What to do
If a line in the entries below includes "thông", pick it out and copy it.

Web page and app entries

_ _ _

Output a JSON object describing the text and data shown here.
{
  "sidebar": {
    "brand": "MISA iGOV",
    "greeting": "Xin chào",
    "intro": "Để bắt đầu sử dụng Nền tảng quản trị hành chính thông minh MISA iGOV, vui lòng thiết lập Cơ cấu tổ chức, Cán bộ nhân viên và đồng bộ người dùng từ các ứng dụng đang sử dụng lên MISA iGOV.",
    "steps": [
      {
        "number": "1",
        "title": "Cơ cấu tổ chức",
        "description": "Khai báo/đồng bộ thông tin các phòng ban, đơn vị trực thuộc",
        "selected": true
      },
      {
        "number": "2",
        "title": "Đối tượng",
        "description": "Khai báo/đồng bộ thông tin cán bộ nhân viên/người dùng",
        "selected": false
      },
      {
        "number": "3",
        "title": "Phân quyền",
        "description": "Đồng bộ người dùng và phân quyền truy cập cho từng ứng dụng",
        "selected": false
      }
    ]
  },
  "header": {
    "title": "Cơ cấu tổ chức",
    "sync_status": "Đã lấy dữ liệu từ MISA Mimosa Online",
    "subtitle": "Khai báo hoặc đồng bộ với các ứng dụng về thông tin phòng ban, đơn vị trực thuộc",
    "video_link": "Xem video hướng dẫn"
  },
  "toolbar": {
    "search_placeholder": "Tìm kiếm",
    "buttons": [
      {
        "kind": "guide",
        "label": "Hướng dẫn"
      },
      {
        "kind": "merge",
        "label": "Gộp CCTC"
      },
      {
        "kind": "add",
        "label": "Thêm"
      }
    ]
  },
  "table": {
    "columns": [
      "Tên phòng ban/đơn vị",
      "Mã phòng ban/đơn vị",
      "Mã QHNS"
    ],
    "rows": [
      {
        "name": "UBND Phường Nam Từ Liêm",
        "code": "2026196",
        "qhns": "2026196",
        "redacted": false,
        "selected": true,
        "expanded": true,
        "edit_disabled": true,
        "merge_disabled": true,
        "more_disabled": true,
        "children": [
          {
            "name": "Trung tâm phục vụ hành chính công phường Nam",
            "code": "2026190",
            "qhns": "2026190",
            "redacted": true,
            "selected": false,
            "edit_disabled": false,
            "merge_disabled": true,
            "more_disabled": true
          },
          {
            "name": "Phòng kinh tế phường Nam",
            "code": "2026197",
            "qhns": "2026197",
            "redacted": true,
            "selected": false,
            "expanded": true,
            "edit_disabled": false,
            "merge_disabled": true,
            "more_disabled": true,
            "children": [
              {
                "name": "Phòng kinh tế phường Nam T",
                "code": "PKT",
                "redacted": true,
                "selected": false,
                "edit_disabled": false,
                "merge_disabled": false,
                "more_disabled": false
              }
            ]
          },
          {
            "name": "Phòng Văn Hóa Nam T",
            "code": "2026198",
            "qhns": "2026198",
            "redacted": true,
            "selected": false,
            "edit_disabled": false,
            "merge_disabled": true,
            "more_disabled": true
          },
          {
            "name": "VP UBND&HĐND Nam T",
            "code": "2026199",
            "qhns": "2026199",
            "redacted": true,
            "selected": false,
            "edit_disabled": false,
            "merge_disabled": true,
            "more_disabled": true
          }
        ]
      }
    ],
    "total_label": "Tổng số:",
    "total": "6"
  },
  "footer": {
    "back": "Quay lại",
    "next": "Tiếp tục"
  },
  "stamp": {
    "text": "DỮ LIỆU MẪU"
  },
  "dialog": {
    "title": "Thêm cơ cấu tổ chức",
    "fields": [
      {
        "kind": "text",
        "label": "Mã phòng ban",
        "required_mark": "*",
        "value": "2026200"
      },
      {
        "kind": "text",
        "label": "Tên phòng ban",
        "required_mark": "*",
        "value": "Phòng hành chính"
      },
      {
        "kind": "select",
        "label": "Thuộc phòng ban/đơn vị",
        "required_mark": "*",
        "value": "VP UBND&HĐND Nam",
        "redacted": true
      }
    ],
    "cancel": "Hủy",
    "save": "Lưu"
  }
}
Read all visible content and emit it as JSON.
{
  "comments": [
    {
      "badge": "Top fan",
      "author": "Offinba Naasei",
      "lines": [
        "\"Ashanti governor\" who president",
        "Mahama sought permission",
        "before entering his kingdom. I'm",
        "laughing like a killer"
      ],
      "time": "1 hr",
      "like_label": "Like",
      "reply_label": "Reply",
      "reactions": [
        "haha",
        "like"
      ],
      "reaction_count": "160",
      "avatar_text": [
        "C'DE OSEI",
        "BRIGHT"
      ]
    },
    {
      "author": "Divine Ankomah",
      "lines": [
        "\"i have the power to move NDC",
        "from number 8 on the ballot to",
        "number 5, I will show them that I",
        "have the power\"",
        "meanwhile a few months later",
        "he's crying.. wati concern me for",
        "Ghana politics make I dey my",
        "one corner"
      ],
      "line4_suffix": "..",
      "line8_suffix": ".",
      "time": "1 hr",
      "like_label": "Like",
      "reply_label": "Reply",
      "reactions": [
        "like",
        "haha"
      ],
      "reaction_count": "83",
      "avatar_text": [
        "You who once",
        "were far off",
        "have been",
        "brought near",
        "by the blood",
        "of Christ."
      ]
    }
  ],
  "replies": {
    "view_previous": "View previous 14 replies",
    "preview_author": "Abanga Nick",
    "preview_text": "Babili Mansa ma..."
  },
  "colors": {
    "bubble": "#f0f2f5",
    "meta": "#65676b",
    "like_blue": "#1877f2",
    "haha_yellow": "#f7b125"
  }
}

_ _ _

Written response
    "intro": "Để bắt đầu sử dụng Nền tảng quản trị hành chính thông minh MISA iGOV, vui lòng thiết lập Cơ cấu tổ chức, Cán bộ nhân viên và đồng bộ người dùng từ các ứng dụng đang sử dụng lên MISA iGOV.",
        "description": "Khai báo/đồng bộ thông tin các phòng ban, đơn vị trực thuộc",
        "description": "Khai báo/đồng bộ thông tin cán bộ nhân viên/người dùng",
    "subtitle": "Khai báo hoặc đồng bộ với các ứng dụng về thông tin phòng ban, đơn vị trực thuộc",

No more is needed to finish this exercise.